TASK TO COMPLETE:
Word for word, return every record that follows.

[Website and app data records]
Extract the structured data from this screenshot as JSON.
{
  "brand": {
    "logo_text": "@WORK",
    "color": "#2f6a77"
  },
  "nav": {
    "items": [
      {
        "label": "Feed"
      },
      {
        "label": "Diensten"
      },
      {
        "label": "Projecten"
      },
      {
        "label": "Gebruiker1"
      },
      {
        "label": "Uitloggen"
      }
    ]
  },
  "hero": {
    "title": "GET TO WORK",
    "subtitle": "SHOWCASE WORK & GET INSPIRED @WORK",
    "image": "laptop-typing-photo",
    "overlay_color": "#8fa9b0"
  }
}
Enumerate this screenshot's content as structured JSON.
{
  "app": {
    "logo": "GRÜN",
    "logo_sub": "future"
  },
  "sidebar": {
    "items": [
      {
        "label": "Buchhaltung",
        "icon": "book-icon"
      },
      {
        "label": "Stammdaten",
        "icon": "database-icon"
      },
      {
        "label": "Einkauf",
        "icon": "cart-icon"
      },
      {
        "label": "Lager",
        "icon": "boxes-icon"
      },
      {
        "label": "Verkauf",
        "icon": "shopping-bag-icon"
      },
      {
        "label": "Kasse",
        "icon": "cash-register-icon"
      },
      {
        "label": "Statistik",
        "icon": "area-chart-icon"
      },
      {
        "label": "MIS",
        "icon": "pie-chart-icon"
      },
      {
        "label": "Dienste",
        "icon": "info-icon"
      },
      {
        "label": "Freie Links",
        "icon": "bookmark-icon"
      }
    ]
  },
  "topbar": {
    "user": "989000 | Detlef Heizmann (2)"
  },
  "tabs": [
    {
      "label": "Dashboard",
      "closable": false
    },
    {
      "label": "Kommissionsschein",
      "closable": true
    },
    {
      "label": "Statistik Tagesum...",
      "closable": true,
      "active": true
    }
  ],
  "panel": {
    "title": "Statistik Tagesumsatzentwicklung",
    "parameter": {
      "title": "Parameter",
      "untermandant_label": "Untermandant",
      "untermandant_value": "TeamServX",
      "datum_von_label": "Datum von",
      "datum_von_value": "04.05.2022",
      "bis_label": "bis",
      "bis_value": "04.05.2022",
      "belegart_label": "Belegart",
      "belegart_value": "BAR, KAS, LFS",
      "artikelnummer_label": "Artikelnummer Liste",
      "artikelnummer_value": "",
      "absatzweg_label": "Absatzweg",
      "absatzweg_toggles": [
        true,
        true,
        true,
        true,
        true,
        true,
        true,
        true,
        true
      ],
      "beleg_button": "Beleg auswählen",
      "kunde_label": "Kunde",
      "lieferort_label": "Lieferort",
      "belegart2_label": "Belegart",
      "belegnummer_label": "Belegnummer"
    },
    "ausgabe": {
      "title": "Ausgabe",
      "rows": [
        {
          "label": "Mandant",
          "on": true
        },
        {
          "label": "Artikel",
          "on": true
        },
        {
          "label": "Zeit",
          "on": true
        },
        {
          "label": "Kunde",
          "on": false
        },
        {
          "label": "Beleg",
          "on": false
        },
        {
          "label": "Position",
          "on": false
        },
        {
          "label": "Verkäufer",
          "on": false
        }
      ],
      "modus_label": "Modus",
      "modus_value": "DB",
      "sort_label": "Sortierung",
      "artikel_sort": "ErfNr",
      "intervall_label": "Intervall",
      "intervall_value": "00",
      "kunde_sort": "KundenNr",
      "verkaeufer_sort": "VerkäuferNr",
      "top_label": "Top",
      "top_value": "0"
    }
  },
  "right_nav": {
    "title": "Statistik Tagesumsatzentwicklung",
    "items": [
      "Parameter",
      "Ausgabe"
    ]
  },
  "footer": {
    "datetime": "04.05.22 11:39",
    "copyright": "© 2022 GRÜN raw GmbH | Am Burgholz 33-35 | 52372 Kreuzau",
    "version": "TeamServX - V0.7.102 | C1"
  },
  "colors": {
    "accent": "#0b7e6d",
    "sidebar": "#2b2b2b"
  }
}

TASK RESPONSE:
Extract the structured data from this screenshot as JSON.
{
  "brand": {
    "logo_text": "@WORK",
    "color": "#2f6a77"
  },
  "nav": {
    "items": [
      {
        "label": "Feed"
      },
      {
        "label": "Diensten"
      },
      {
        "label": "Projecten"
      },
      {
        "label": "Gebruiker1"
      },
      {
        "label": "Uitloggen"
      }
    ]
  },
  "hero": {
    "title": "GET TO WORK",
    "subtitle": "SHOWCASE WORK & GET INSPIRED @WORK",
    "image": "laptop-typing-photo",
    "overlay_color": "#8fa9b0"
  }
}
Enumerate this screenshot's content as structured JSON.
{
  "app": {
    "logo": "GRÜN",
    "logo_sub": "future"
  },
  "sidebar": {
    "items": [
      {
        "label": "Buchhaltung",
        "icon": "book-icon"
      },
      {
        "label": "Stammdaten",
        "icon": "database-icon"
      },
      {
        "label": "Einkauf",
        "icon": "cart-icon"
      },
      {
        "label": "Lager",
        "icon": "boxes-icon"
      },
      {
        "label": "Verkauf",
        "icon": "shopping-bag-icon"
      },
      {
        "label": "Kasse",
        "icon": "cash-register-icon"
      },
      {
        "label": "Statistik",
        "icon": "area-chart-icon"
      },
      {
        "label": "MIS",
        "icon": "pie-chart-icon"
      },
      {
        "label": "Dienste",
        "icon": "info-icon"
      },
      {
        "label": "Freie Links",
        "icon": "bookmark-icon"
      }
    ]
  },
  "topbar": {
    "user": "989000 | Detlef Heizmann (2)"
  },
  "tabs": [
    {
      "label": "Dashboard",
      "closable": false
    },
    {
      "label": "Kommissionsschein",
      "closable": true
    },
    {
      "label": "Statistik Tagesum...",
      "closable": true,
      "active": true
    }
  ],
  "panel": {
    "title": "Statistik Tagesumsatzentwicklung",
    "parameter": {
      "title": "Parameter",
      "untermandant_label": "Untermandant",
      "untermandant_value": "TeamServX",
      "datum_von_label": "Datum von",
      "datum_von_value": "04.05.2022",
      "bis_label": "bis",
      "bis_value": "04.05.2022",
      "belegart_label": "Belegart",
      "belegart_value": "BAR, KAS, LFS",
      "artikelnummer_label": "Artikelnummer Liste",
      "artikelnummer_value": "",
      "absatzweg_label": "Absatzweg",
      "absatzweg_toggles": [
        true,
        true,
        true,
        true,
        true,
        true,
        true,
        true,
        true
      ],
      "beleg_button": "Beleg auswählen",
      "kunde_label": "Kunde",
      "lieferort_label": "Lieferort",
      "belegart2_label": "Belegart",
      "belegnummer_label": "Belegnummer"
    },
    "ausgabe": {
      "title": "Ausgabe",
      "rows": [
        {
          "label": "Mandant",
          "on": true
        },
        {
          "label": "Artikel",
          "on": true
        },
        {
          "label": "Zeit",
          "on": true
        },
        {
          "label": "Kunde",
          "on": false
        },
        {
          "label": "Beleg",
          "on": false
        },
        {
          "label": "Position",
          "on": false
        },
        {
          "label": "Verkäufer",
          "on": false
        }
      ],
      "modus_label": "Modus",
      "modus_value": "DB",
      "sort_label": "Sortierung",
      "artikel_sort": "ErfNr",
      "intervall_label": "Intervall",
      "intervall_value": "00",
      "kunde_sort": "KundenNr",
      "verkaeufer_sort": "VerkäuferNr",
      "top_label": "Top",
      "top_value": "0"
    }
  },
  "right_nav": {
    "title": "Statistik Tagesumsatzentwicklung",
    "items": [
      "Parameter",
      "Ausgabe"
    ]
  },
  "footer": {
    "datetime": "04.05.22 11:39",
    "copyright": "© 2022 GRÜN raw GmbH | Am Burgholz 33-35 | 52372 Kreuzau",
    "version": "TeamServX - V0.7.102 | C1"
  },
  "colors": {
    "accent": "#0b7e6d",
    "sidebar": "#2b2b2b"
  }
}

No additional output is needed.